§ PROBLEM TO WORK ON
Find every line in the records below that holds the word "placeholder", and copy each one.

§ RECORDS
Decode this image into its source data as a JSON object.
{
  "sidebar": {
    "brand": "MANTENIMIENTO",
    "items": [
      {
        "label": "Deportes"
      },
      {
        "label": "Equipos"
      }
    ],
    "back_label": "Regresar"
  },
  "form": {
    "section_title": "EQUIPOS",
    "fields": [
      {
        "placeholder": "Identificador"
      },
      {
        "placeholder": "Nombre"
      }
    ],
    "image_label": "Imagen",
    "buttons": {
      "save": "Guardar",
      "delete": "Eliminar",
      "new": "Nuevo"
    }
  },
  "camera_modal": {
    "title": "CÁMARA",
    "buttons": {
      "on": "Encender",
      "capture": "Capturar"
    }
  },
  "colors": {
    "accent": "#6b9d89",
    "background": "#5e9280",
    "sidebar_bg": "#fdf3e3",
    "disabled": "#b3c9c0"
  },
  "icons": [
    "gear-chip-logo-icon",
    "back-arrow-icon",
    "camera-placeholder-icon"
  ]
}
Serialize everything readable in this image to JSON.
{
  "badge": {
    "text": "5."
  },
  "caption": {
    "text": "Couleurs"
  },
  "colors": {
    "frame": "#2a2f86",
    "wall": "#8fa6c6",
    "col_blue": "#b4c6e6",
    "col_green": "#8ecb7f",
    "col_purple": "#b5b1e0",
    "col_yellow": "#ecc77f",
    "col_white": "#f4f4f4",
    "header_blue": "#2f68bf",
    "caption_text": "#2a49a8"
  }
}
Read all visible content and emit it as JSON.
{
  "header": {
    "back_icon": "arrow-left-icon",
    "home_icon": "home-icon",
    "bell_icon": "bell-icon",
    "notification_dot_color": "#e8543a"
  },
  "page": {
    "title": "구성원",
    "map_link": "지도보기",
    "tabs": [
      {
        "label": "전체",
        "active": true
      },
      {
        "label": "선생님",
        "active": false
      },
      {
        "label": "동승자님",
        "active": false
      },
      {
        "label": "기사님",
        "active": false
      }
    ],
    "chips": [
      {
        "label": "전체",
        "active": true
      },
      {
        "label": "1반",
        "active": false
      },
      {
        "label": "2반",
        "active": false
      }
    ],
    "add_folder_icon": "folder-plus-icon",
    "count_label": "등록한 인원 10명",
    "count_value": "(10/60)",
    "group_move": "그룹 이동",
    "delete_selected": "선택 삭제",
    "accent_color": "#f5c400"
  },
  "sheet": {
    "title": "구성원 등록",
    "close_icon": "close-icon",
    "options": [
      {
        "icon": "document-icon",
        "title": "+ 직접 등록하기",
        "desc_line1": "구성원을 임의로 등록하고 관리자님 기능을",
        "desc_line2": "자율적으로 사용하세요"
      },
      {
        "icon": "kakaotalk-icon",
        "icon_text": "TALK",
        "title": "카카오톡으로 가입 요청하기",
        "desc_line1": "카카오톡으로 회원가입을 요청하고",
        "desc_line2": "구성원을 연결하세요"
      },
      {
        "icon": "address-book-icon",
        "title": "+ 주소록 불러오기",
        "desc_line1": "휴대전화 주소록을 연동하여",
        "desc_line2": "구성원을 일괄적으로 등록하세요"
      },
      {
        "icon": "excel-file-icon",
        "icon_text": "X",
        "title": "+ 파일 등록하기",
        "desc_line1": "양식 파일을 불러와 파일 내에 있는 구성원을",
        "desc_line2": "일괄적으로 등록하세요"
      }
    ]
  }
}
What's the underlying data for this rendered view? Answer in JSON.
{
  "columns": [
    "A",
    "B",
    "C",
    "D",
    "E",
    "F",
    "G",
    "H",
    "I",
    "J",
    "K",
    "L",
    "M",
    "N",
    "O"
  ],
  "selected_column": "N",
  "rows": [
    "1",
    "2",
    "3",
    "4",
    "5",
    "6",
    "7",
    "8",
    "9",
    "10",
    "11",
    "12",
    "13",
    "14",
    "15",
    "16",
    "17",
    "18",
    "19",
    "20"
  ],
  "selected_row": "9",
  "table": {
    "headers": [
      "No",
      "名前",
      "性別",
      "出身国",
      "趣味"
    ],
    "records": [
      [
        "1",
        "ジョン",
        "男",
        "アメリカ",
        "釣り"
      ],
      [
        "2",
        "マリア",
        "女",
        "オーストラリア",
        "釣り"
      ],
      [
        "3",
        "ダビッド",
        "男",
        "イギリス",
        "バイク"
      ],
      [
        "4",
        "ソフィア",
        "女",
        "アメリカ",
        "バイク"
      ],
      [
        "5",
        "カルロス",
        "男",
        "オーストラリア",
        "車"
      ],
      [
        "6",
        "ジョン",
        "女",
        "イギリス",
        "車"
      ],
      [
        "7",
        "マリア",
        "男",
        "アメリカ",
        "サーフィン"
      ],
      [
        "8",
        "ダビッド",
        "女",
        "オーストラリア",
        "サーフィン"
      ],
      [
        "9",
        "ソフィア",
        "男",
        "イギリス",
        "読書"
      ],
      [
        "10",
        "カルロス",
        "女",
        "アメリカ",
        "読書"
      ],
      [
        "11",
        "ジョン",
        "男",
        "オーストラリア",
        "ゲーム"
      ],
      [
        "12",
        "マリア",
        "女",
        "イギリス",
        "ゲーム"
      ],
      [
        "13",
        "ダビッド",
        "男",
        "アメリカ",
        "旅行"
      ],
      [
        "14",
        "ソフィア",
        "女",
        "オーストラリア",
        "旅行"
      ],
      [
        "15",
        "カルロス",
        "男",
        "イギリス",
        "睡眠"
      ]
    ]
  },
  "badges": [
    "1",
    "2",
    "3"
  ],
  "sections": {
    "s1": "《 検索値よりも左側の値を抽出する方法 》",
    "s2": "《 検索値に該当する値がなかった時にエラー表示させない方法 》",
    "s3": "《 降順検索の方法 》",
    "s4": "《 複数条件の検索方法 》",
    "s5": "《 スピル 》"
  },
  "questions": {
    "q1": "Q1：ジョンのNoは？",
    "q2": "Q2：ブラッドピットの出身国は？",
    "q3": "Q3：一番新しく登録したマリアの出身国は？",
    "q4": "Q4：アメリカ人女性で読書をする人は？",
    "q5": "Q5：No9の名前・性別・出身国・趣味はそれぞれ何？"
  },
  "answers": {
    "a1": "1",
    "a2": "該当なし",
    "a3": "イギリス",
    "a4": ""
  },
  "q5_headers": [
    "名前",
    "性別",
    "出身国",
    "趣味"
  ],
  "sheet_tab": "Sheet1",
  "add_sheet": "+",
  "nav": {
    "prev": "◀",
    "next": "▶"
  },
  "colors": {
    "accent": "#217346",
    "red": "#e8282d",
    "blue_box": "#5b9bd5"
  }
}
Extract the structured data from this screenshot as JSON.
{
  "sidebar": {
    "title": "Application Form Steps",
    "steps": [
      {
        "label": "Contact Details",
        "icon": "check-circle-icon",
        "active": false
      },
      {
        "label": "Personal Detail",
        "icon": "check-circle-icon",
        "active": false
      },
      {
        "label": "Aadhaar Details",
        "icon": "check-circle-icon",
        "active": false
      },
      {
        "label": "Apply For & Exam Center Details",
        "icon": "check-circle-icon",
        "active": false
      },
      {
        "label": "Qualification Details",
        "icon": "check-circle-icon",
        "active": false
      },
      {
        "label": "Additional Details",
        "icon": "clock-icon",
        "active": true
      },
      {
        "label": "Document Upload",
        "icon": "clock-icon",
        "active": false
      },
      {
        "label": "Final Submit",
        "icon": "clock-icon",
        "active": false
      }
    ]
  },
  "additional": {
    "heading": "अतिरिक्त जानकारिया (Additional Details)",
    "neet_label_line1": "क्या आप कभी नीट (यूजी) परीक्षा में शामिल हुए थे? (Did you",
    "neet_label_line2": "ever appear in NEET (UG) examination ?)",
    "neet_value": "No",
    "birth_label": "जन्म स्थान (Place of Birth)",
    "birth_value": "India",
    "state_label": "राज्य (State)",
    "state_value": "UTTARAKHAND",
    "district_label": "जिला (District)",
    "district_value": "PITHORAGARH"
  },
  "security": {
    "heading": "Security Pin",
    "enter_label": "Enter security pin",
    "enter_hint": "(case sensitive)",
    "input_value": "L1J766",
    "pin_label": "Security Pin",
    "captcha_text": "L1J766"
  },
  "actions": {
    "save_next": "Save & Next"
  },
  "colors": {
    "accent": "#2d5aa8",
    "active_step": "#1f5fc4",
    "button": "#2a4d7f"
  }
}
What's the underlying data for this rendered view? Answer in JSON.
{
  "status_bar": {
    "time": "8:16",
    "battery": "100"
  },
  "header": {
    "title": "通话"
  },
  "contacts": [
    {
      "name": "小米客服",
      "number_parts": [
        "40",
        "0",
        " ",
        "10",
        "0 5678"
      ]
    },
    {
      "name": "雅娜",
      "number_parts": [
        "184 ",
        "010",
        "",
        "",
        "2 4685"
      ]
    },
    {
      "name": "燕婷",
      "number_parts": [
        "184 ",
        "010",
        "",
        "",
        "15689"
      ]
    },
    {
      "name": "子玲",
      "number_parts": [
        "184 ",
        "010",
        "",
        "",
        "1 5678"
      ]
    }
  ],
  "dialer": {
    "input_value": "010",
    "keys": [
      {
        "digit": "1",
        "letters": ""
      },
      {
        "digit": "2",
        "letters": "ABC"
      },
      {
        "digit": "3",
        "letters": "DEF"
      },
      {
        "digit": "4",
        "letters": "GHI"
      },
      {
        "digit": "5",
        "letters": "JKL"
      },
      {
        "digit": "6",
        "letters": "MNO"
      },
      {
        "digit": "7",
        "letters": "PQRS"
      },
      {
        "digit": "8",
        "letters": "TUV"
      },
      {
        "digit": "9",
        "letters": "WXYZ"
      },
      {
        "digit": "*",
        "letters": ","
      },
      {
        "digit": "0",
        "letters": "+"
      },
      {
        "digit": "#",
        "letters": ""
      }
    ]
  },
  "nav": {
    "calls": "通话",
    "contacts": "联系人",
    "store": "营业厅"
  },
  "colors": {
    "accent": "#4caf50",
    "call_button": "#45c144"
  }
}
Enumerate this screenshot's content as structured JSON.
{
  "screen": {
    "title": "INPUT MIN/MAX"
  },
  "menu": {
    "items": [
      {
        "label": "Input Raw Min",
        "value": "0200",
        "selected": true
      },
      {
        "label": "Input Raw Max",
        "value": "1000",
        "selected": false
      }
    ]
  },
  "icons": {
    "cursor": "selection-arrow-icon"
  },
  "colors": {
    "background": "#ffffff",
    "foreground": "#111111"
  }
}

§ WRITTEN SOLUTION
        "placeholder": "Identificador"
        "placeholder": "Nombre"
    "camera-placeholder-icon"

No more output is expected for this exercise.